Upstairs, away from the noise of the coffee machines, is restful; or one may sit outside in Summer sunshine.

Outside bewiched

Safety harness

In which I demonstrate the efficacy and necessity of a safety harness.

dome pin

With friends to erect the Geodesic dome. I thought we could build the top section first, and do lower circles later, but not with these steel units. Each pins to the next hexagon or pentagon with two pins to each side. Mark, whose dome it is, does construction professionally but made the dome as a hobby. He is generous with encouragement, enthusing about our contribution. “Are you happy to climb?” Yes. Yes, I am.

It has been raining, and the segments are slippery. In walking boots, my foot will be still at the join, but not in the middle. The lowest strip has been assembled already, and I climb up with Mark to put the next row on top, aligning the loops to let the pins drop in. I have a belt to hold pins, and a long strip of metal to hammer them in.

The next row is easy enough. Andrew and Tim hand us up the segments, and we pin them in. The following row we have to lift the segments into position. I notice how I compare myself with Mark. It is his dome, and he has erected it several times, and yet I want to be putting as many pins as he. I am pushing myself. At that point, the rain has stopped. The lower segments are dry, and my foot will not slip placed on the middle of the pole. You can get into a rhythm, stepping up the middle, hand holds easily reached.

We have a short break. It is raining again. The poles get slippery, but we hope to continue. Now, we have to hold the segment above the half way point, as that is its centre of gravity. Mark is doing most of the work. I struggle, now in a safety harness, clipping and unclipping it. It gets in the way, holding me below where I need to be. Working together, we can get the loops in line to put the pins in, but it is so frustrating when they are not quite aligned or slip out of the way.

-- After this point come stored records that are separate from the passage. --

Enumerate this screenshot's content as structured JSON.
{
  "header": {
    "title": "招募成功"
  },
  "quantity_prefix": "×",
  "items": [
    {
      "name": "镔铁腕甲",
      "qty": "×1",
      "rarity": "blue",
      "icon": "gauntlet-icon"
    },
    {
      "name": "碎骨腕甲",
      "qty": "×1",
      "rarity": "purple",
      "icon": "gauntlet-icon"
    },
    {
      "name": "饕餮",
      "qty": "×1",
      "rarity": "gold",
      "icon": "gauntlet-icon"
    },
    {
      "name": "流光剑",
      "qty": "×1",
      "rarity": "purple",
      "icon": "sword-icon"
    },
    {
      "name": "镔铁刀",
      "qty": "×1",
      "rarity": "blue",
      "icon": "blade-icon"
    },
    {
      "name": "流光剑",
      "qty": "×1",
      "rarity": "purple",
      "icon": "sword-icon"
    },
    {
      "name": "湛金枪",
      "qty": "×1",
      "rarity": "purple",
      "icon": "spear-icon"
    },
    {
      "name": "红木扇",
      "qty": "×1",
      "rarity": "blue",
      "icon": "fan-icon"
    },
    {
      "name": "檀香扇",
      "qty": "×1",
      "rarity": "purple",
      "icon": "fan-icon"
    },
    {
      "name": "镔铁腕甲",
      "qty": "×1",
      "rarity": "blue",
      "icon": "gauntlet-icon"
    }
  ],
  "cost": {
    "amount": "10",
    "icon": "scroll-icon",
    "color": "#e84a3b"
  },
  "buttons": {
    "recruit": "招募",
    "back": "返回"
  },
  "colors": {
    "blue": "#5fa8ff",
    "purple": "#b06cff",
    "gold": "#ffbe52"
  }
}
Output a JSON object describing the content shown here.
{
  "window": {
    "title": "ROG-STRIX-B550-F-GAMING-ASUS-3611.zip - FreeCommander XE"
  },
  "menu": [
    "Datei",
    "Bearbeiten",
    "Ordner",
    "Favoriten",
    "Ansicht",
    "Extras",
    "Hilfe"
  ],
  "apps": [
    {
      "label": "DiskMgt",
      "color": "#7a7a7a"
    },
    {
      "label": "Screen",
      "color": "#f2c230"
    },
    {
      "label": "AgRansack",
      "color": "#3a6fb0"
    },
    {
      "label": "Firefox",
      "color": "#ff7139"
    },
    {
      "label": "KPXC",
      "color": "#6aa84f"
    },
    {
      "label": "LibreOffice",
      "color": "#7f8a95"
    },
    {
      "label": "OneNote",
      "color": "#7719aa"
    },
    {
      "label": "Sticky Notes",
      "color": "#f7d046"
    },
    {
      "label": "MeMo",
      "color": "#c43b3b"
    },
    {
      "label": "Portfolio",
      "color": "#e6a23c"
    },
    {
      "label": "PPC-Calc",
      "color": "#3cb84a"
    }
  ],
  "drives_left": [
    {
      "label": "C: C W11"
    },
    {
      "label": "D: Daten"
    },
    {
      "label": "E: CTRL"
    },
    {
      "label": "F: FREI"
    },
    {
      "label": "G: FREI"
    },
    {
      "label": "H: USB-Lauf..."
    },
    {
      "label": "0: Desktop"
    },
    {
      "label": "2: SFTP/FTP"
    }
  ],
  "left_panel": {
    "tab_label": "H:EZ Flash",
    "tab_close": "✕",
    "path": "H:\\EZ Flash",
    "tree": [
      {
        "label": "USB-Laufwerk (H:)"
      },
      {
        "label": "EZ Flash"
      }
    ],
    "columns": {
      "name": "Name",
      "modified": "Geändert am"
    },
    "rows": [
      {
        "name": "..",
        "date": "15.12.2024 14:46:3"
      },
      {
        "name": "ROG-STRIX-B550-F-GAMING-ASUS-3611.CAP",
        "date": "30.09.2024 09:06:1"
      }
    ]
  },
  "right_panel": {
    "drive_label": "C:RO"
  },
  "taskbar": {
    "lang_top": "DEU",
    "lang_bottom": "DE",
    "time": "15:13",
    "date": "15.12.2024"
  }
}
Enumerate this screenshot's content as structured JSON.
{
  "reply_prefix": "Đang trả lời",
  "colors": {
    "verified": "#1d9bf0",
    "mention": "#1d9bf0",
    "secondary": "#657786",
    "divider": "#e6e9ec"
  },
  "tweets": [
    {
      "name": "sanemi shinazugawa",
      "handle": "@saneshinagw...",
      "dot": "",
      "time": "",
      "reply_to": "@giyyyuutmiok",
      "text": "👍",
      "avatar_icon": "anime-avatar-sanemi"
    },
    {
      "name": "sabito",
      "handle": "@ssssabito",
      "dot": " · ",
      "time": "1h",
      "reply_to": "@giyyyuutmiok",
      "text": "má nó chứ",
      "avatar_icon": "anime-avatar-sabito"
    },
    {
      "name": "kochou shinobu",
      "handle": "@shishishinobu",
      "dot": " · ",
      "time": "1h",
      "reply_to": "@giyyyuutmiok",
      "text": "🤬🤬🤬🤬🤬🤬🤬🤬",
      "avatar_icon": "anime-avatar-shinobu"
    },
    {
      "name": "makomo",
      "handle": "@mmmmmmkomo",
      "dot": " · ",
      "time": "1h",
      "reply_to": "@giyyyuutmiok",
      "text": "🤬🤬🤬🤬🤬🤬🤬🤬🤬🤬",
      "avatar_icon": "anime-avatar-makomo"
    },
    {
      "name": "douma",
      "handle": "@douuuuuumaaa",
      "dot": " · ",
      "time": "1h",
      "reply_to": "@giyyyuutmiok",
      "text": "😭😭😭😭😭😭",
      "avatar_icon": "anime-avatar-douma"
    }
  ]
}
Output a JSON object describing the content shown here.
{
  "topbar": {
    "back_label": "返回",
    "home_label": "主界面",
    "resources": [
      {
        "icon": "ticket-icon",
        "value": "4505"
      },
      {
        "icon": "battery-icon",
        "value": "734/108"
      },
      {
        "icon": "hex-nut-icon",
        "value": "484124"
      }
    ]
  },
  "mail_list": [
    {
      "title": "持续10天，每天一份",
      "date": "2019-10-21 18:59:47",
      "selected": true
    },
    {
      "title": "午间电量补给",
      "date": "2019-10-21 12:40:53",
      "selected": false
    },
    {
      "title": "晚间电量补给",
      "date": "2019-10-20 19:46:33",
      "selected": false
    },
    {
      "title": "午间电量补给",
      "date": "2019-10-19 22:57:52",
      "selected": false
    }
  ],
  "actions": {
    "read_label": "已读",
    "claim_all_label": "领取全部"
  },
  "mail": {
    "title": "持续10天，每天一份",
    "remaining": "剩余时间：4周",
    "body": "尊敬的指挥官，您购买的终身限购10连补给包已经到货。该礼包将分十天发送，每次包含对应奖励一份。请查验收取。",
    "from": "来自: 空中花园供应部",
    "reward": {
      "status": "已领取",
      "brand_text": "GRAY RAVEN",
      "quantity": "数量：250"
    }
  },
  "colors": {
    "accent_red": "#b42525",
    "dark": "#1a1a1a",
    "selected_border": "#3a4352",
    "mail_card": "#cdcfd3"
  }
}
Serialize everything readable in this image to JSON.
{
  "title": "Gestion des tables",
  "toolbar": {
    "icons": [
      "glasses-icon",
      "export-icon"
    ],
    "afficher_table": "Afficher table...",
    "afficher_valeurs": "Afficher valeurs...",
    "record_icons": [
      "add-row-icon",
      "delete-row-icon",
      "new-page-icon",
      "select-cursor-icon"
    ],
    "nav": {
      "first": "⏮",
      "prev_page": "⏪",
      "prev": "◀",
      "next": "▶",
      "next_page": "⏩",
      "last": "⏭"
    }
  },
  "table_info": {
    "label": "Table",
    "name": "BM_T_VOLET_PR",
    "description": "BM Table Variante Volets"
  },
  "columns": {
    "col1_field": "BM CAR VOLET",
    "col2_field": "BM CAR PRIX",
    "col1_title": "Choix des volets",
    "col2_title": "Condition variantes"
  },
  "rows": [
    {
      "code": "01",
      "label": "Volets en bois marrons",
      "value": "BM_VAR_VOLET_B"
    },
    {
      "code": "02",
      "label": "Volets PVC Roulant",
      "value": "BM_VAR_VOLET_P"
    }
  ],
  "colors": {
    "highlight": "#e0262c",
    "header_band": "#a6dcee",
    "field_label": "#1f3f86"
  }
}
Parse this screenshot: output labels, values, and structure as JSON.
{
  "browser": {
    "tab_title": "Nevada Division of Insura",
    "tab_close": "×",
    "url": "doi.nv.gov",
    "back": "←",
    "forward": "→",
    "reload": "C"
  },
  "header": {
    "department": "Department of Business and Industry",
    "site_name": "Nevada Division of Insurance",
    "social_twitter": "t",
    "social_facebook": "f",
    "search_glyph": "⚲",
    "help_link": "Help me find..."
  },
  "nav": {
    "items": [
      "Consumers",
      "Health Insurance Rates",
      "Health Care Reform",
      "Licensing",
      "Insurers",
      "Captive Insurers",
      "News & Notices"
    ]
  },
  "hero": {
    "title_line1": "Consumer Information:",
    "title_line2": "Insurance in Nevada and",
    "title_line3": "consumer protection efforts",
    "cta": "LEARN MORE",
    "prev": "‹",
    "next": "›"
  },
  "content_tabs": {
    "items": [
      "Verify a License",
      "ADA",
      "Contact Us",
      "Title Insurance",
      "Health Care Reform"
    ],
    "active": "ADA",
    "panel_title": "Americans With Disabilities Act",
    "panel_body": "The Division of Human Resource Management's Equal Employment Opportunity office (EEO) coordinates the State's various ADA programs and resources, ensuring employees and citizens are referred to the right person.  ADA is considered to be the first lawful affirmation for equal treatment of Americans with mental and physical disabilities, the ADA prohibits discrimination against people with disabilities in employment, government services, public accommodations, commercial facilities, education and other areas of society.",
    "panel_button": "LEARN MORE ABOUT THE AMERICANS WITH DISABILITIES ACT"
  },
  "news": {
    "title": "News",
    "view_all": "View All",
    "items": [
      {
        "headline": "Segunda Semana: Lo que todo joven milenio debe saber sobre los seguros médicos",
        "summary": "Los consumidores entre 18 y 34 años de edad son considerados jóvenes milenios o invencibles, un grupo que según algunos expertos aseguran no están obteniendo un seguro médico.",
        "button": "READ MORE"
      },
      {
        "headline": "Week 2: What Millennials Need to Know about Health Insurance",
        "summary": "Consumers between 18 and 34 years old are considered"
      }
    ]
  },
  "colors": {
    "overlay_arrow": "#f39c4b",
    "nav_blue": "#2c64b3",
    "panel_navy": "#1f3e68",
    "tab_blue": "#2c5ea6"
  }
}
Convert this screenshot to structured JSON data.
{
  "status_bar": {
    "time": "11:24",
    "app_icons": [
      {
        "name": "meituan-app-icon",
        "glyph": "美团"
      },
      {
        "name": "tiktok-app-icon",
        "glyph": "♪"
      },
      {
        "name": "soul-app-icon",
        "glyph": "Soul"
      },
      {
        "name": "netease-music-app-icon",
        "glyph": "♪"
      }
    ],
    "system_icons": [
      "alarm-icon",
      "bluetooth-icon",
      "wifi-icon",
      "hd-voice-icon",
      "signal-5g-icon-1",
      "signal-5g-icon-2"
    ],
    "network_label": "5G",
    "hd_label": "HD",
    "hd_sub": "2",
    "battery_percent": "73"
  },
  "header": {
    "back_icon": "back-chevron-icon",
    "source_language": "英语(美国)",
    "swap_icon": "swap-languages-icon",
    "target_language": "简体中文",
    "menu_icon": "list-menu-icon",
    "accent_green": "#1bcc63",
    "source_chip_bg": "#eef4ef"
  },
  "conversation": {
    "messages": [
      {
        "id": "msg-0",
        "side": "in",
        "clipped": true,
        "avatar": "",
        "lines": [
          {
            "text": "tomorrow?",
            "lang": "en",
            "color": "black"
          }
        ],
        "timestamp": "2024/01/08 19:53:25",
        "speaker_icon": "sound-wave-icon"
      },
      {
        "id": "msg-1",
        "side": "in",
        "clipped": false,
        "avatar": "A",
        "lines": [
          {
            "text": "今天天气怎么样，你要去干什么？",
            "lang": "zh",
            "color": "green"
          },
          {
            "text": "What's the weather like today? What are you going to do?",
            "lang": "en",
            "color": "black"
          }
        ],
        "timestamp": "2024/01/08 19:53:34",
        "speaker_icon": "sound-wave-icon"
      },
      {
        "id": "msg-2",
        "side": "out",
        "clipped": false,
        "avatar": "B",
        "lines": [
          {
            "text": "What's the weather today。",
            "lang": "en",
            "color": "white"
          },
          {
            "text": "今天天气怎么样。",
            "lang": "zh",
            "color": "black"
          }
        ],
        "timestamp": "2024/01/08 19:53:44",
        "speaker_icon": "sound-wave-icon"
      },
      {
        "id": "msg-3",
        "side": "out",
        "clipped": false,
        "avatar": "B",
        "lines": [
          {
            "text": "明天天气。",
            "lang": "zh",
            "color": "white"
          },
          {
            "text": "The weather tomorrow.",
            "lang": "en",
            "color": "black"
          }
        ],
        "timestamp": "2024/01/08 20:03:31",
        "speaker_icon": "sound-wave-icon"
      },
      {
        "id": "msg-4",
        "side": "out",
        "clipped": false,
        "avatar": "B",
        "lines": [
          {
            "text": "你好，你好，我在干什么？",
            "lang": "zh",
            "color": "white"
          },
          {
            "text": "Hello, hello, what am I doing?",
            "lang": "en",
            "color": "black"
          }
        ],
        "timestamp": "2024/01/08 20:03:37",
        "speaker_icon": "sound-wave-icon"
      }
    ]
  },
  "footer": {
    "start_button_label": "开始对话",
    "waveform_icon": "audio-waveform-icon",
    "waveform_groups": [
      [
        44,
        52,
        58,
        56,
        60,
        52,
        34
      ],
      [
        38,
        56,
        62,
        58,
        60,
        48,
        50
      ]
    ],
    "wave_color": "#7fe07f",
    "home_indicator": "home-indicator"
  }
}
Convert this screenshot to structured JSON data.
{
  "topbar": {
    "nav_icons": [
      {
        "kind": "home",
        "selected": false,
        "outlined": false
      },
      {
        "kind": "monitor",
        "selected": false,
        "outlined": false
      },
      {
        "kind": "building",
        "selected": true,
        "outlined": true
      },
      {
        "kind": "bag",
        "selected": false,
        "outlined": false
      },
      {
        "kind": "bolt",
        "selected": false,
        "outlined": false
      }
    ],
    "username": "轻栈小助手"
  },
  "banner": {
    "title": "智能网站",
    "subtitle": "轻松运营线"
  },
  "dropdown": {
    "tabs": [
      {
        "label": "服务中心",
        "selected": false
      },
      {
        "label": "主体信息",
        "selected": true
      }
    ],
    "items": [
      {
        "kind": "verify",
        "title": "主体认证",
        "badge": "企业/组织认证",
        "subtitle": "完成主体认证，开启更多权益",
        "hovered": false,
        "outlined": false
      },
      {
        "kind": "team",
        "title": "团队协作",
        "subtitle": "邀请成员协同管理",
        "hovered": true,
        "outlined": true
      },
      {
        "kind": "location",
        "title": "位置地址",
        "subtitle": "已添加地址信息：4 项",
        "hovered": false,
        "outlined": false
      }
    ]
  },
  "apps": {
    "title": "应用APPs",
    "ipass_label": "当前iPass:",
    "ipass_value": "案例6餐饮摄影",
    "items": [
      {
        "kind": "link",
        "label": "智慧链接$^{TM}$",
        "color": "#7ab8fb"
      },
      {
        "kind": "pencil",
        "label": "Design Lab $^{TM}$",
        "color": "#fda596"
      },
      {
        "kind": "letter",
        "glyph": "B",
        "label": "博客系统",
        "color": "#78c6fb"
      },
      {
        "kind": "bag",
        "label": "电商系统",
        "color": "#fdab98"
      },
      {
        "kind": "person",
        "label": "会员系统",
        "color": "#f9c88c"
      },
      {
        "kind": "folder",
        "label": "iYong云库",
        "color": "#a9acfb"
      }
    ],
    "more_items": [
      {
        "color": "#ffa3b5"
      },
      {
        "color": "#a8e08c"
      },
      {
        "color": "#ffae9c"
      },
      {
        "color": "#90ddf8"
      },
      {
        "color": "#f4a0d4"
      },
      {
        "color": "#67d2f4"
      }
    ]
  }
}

Segments just off the ground are wet from the wet grass, and my boot slips.

Down I go. I am hanging a short way above the ground, with a graze, scratch and spectacular bruising on my bicep, shouting.

Mark holds two pins to the scratch, to cool it down. I could hold them myself, but I am just happy to be valued, to have this sign of care for me.

After lunch, I went up again with Mark and Andrew.

-How do you feel about climbing again?
-I would like to do it, but have no particular thing to prove, and am not attached to it.

However, I really want to go up again. Now, the segments are leaning inwards at a sharp angle. We have to bear their weight as we pin them in. Andrew, climbing for the first time, is a lot faster than me. The belt carrying the pins is very heavy. Before we finish the final row, I have to come down, nearly weeping with frustration.

I have learned a lot from this, of how I am. I was comparing myself to a man, who should be far better than me at this task, and pushing myself near to exhaustion: I could barely clamber round the segments before I came down, and was still ashamed to descend before the last row was complete. That shame means that I won’t stop until I am dangling on the end of a rope(!) and also punishes me with misery, where I could reasonably be proud.

The thing I learned about you is you are a really hard worker, said Jude. Some might see that as patronising; I was glad of it. I have been thinking, since, of being so driven, which has caused me to stop. I could, perhaps, notice the achievement.

Covering the dome